: The New York Times complains today that “police tactics mute protestors and message” — even as, without acknowledging the obvious irony, the paper gives those protestors coverage right on its front page in that story and in a picture of a protestor against something global being carried out of Madison Square Garden.
Whoa. Let’s examine the assumptions behind this: The Times assumes that if you hold a demonstration, you have some right to coverage. How come? If 10 people or 100 people gather on a street corner and shout about something, is that necessarily newsworthy? Does that mean they represent a movement with a story that needs to be heard? Aren’t there better ways to measure the size of a movement these days?
Next, this assumes that mediated media is still the right, the only way to get a message across: that a movement has to shout on that corner and get arrested before Times and TV cameras to be heard. But in this new era of emerging unmediated media — that is, the internet — this is soon to be untrue. Going to all that trouble to perhaps get five seconds on TV or five sentences in print is not going to be the most effective and efficient way to get your message across.
MoveOn and Michael Moore and the Swifties are all more effective taking their message off the streets and online.
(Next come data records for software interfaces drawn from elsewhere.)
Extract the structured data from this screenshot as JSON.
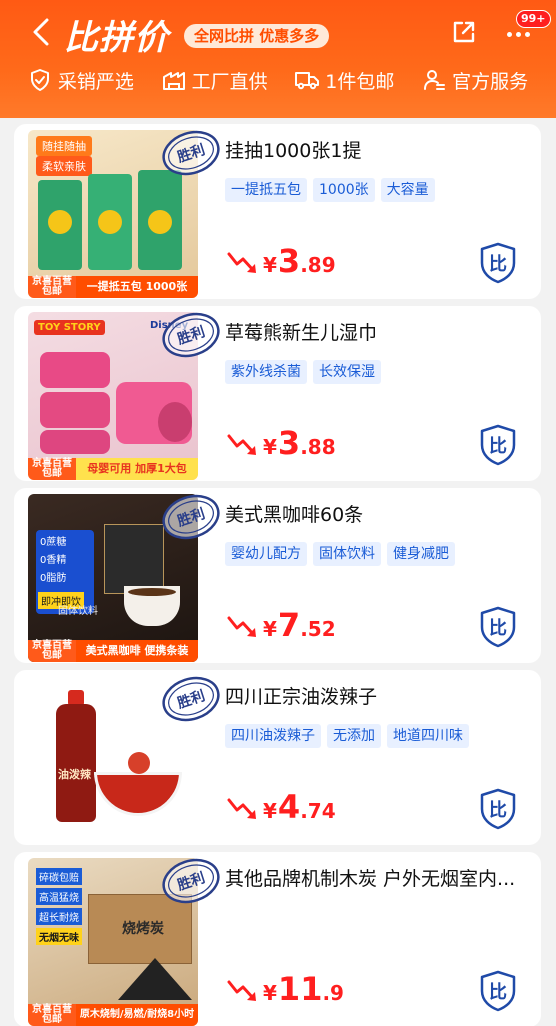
{
  "header": {
    "title": "比拼价",
    "slogan": "全网比拼 优惠多多",
    "badge": "99+"
  },
  "features": [
    {
      "icon": "shield-check-icon",
      "label": "采销严选"
    },
    {
      "icon": "factory-icon",
      "label": "工厂直供"
    },
    {
      "icon": "truck-icon",
      "label": "1件包邮"
    },
    {
      "icon": "service-icon",
      "label": "官方服务"
    }
  ],
  "products": [
    {
      "title": "挂抽1000张1提",
      "tags": [
        "一提抵五包",
        "1000张",
        "大容量"
      ],
      "price": {
        "yen": "¥",
        "int": "3",
        "dec": ".89"
      },
      "thumb": {
        "shop": "京喜百营 包邮",
        "caption": "一提抵五包 1000张",
        "label1": "随挂随抽",
        "label2": "柔软亲肤"
      },
      "stamp": "胜利"
    },
    {
      "title": "草莓熊新生儿湿巾",
      "tags": [
        "紫外线杀菌",
        "长效保湿"
      ],
      "price": {
        "yen": "¥",
        "int": "3",
        "dec": ".88"
      },
      "thumb": {
        "shop": "京喜百营 包邮",
        "caption": "母婴可用 加厚1大包",
        "label1": "TOY STORY",
        "label2": "Disney"
      },
      "stamp": "胜利"
    },
    {
      "title": "美式黑咖啡60条",
      "tags": [
        "婴幼儿配方",
        "固体饮料",
        "健身减肥"
      ],
      "price": {
        "yen": "¥",
        "int": "7",
        "dec": ".52"
      },
      "thumb": {
        "shop": "京喜百营 包邮",
        "caption": "美式黑咖啡 便携条装",
        "label1": "0蔗糖",
        "label2": "0香精",
        "label3": "0脂肪",
        "label4": "即冲即饮",
        "label5": "固体饮料"
      },
      "stamp": "胜利"
    },
    {
      "title": "四川正宗油泼辣子",
      "tags": [
        "四川油泼辣子",
        "无添加",
        "地道四川味"
      ],
      "price": {
        "yen": "¥",
        "int": "4",
        "dec": ".74"
      },
      "thumb": {
        "label1": "油泼辣"
      },
      "stamp": "胜利"
    },
    {
      "title": "其他品牌机制木炭 户外无烟室内...",
      "tags": [],
      "price": {
        "yen": "¥",
        "int": "11",
        "dec": ".9"
      },
      "thumb": {
        "shop": "京喜百营 包邮",
        "caption": "原木烧制/易燃/耐烧8小时",
        "label1": "碎碳包赔",
        "label2": "高温猛烧",
        "label3": "超长耐烧",
        "label4": "无烟无味",
        "label5": "烧烤炭"
      },
      "stamp": "胜利"
    }
  ],
  "colors": {
    "brand": "#ff5a14",
    "price": "#ff1f1f",
    "tag_bg": "#e8f0ff",
    "tag_text": "#1a5cd6",
    "compare": "#1f4aa8"
  },
  "compare_label": "比"
}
The Times’ next assumption is that it is somehow the job of the police to help these demonstrators get publicity by letting them get close to the Garden or by waiting for cameras to arrive before arresting them if they exercise civil disobedience. Of course, that’s wrong. It’s the job of the police to protect New York and it’s important and understandable that they are doing that swiftly and efficiently — because of the experience of both terrorism and of violent anti-globalism nuts in Seattle.
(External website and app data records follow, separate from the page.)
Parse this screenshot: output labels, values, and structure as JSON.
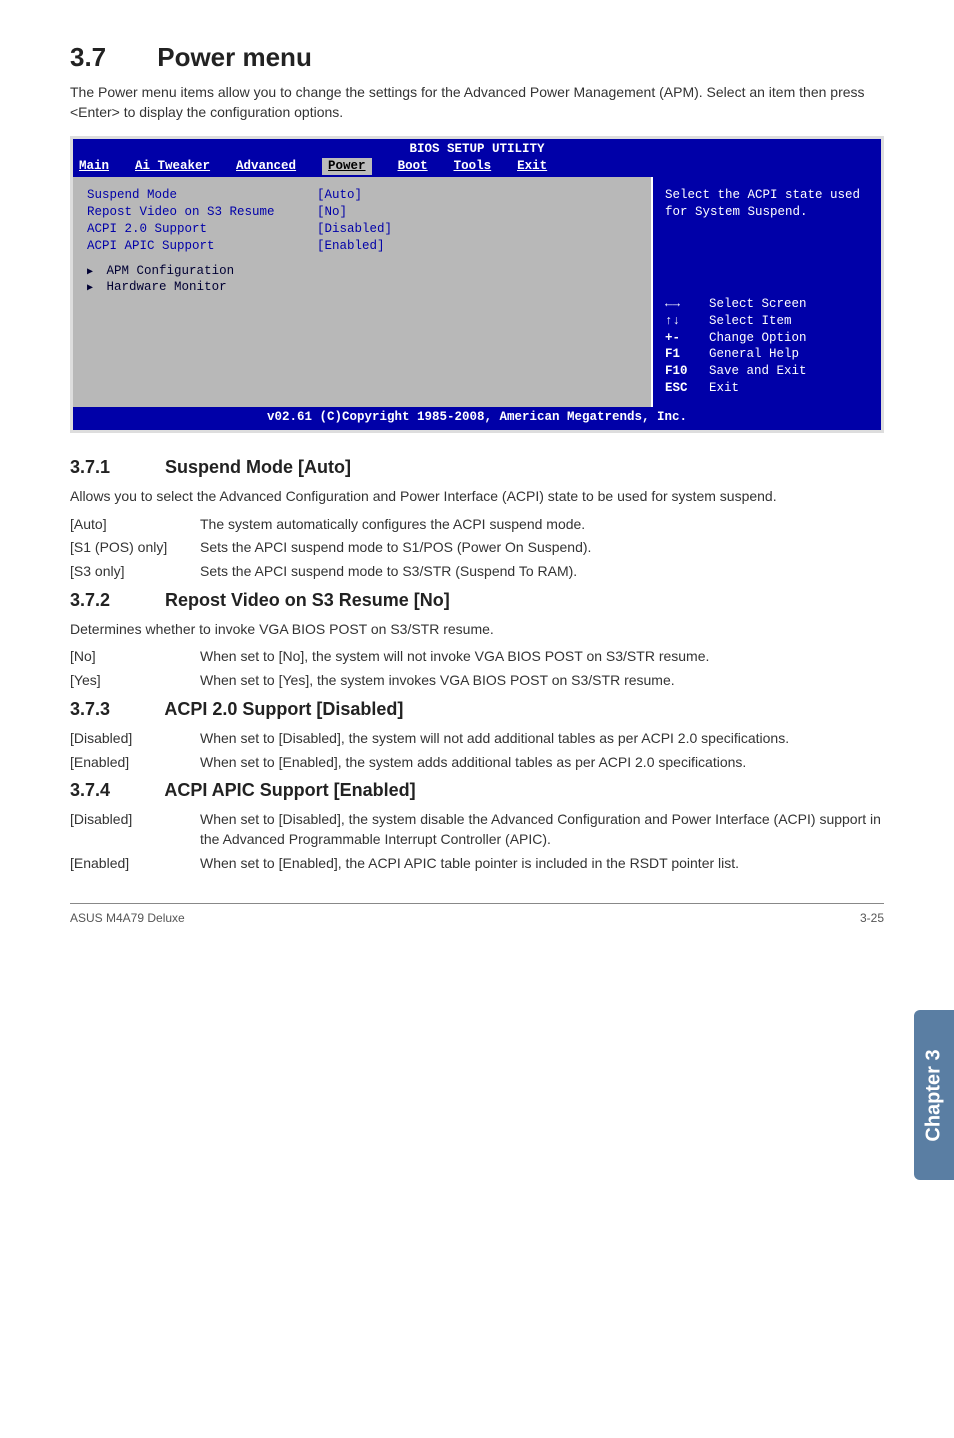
{
  "section": {
    "number": "3.7",
    "title": "Power menu"
  },
  "intro": "The Power menu items allow you to change the settings for the Advanced Power Management (APM). Select an item then press <Enter> to display the configuration options.",
  "bios": {
    "title": "BIOS SETUP UTILITY",
    "menus": {
      "m1": "Main",
      "m2": "Ai Tweaker",
      "m3": "Advanced",
      "m4": "Power",
      "m5": "Boot",
      "m6": "Tools",
      "m7": "Exit"
    },
    "items": {
      "r1l": "Suspend Mode",
      "r1v": "[Auto]",
      "r2l": "Repost Video on S3 Resume",
      "r2v": "[No]",
      "r3l": "ACPI 2.0 Support",
      "r3v": "[Disabled]",
      "r4l": "ACPI APIC Support",
      "r4v": "[Enabled]",
      "s1": "APM Configuration",
      "s2": "Hardware Monitor"
    },
    "help": "Select the ACPI state used for System Suspend.",
    "legend": {
      "l1k": "←→",
      "l1v": "Select Screen",
      "l2k": "↑↓",
      "l2v": "Select Item",
      "l3k": "+-",
      "l3v": "Change Option",
      "l4k": "F1",
      "l4v": "General Help",
      "l5k": "F10",
      "l5v": "Save and Exit",
      "l6k": "ESC",
      "l6v": "Exit"
    },
    "footer": "v02.61 (C)Copyright 1985-2008, American Megatrends, Inc."
  },
  "s371": {
    "num": "3.7.1",
    "title": "Suspend Mode [Auto]",
    "body": "Allows you to select the Advanced Configuration and Power Interface (ACPI) state to be used for system suspend.",
    "o1k": "[Auto]",
    "o1v": "The system automatically configures the ACPI suspend mode.",
    "o2k": "[S1 (POS) only]",
    "o2v": "Sets the APCI suspend mode to S1/POS (Power On Suspend).",
    "o3k": "[S3 only]",
    "o3v": "Sets the APCI suspend mode to S3/STR (Suspend To RAM)."
  },
  "s372": {
    "num": "3.7.2",
    "title": "Repost Video on S3 Resume [No]",
    "body": "Determines whether to invoke VGA BIOS POST on S3/STR resume.",
    "o1k": "[No]",
    "o1v": "When set to [No], the system will not invoke VGA BIOS POST on S3/STR resume.",
    "o2k": "[Yes]",
    "o2v": "When set to [Yes], the system invokes VGA BIOS POST on S3/STR resume."
  },
  "s373": {
    "num": "3.7.3",
    "title": "ACPI 2.0 Support [Disabled]",
    "o1k": "[Disabled]",
    "o1v": "When set to [Disabled], the system will not add additional tables as per ACPI 2.0 specifications.",
    "o2k": "[Enabled]",
    "o2v": "When set to [Enabled], the system adds additional tables as per ACPI 2.0 specifications."
  },
  "s374": {
    "num": "3.7.4",
    "title": "ACPI APIC Support [Enabled]",
    "o1k": "[Disabled]",
    "o1v": "When set to [Disabled], the system disable the Advanced Configuration and Power Interface (ACPI) support in the Advanced Programmable Interrupt Controller (APIC).",
    "o2k": "[Enabled]",
    "o2v": "When set to [Enabled], the ACPI APIC table pointer is included in the RSDT pointer list."
  },
  "sidetab": "Chapter 3",
  "footer": {
    "left": "ASUS M4A79 Deluxe",
    "right": "3-25"
  }
}
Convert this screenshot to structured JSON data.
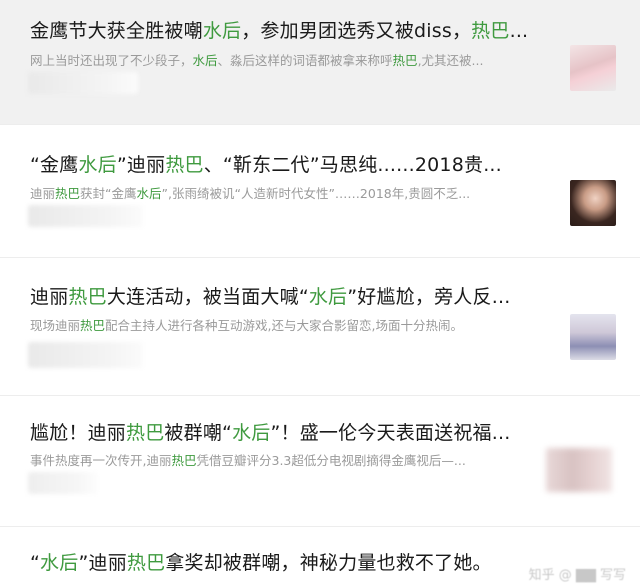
{
  "results": [
    {
      "title_parts": [
        {
          "text": "金鹰节大获全胜被嘲",
          "hl": false
        },
        {
          "text": "水后",
          "hl": true
        },
        {
          "text": "，参加男团选秀又被diss，",
          "hl": false
        },
        {
          "text": "热巴",
          "hl": true
        },
        {
          "text": "...",
          "hl": false
        }
      ],
      "snippet_parts": [
        {
          "text": "网上当时还出现了不少段子，",
          "hl": false
        },
        {
          "text": "水后",
          "hl": true
        },
        {
          "text": "、淼后这样的词语都被拿来称呼",
          "hl": false
        },
        {
          "text": "热巴",
          "hl": true
        },
        {
          "text": ",尤其还被...",
          "hl": false
        }
      ],
      "thumb_icon": "portrait-thumbnail",
      "highlighted": true
    },
    {
      "title_parts": [
        {
          "text": "“金鹰",
          "hl": false
        },
        {
          "text": "水后",
          "hl": true
        },
        {
          "text": "”迪丽",
          "hl": false
        },
        {
          "text": "热巴",
          "hl": true
        },
        {
          "text": "、“靳东二代”马思纯......2018贵...",
          "hl": false
        }
      ],
      "snippet_parts": [
        {
          "text": "迪丽",
          "hl": false
        },
        {
          "text": "热巴",
          "hl": true
        },
        {
          "text": "获封“金鹰",
          "hl": false
        },
        {
          "text": "水后",
          "hl": true
        },
        {
          "text": "”,张雨绮被讥“人造新时代女性”……2018年,贵圆不乏...",
          "hl": false
        }
      ],
      "thumb_icon": "portrait-thumbnail",
      "highlighted": false
    },
    {
      "title_parts": [
        {
          "text": "迪丽",
          "hl": false
        },
        {
          "text": "热巴",
          "hl": true
        },
        {
          "text": "大连活动，被当面大喊“",
          "hl": false
        },
        {
          "text": "水后",
          "hl": true
        },
        {
          "text": "”好尴尬，旁人反...",
          "hl": false
        }
      ],
      "snippet_parts": [
        {
          "text": "现场迪丽",
          "hl": false
        },
        {
          "text": "热巴",
          "hl": true
        },
        {
          "text": "配合主持人进行各种互动游戏,还与大家合影留恋,场面十分热闹。",
          "hl": false
        }
      ],
      "thumb_icon": "portrait-thumbnail",
      "highlighted": false
    },
    {
      "title_parts": [
        {
          "text": "尴尬！迪丽",
          "hl": false
        },
        {
          "text": "热巴",
          "hl": true
        },
        {
          "text": "被群嘲“",
          "hl": false
        },
        {
          "text": "水后",
          "hl": true
        },
        {
          "text": "”！盛一伦今天表面送祝福...",
          "hl": false
        }
      ],
      "snippet_parts": [
        {
          "text": "事件热度再一次传开,迪丽",
          "hl": false
        },
        {
          "text": "热巴",
          "hl": true
        },
        {
          "text": "凭借豆瓣评分3.3超低分电视剧摘得金鹰视后—...",
          "hl": false
        }
      ],
      "thumb_icon": "blurred-thumbnail",
      "highlighted": false
    },
    {
      "title_parts": [
        {
          "text": "“",
          "hl": false
        },
        {
          "text": "水后",
          "hl": true
        },
        {
          "text": "”迪丽",
          "hl": false
        },
        {
          "text": "热巴",
          "hl": true
        },
        {
          "text": "拿奖却被群嘲，神秘力量也救不了她。",
          "hl": false
        }
      ],
      "snippet_parts": [],
      "thumb_icon": "",
      "highlighted": false
    }
  ],
  "colors": {
    "highlight": "#3f9a3f",
    "title": "#1a1a1a",
    "snippet": "#9a9a9a",
    "selected_row_bg": "#f1f1f1"
  }
}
Let me be clear: I’m all in favor of exercising the fullest right to free speech and protest. But as I pondered here and here, what’s fascinating me about the scene in New York this week — to my surprise — is the role of these demonstrations in a new world of unmediated media where you don’t — or soon won’t — need mainstream media as the sole pipeline to the public and where our view of friends and enemies must radically change.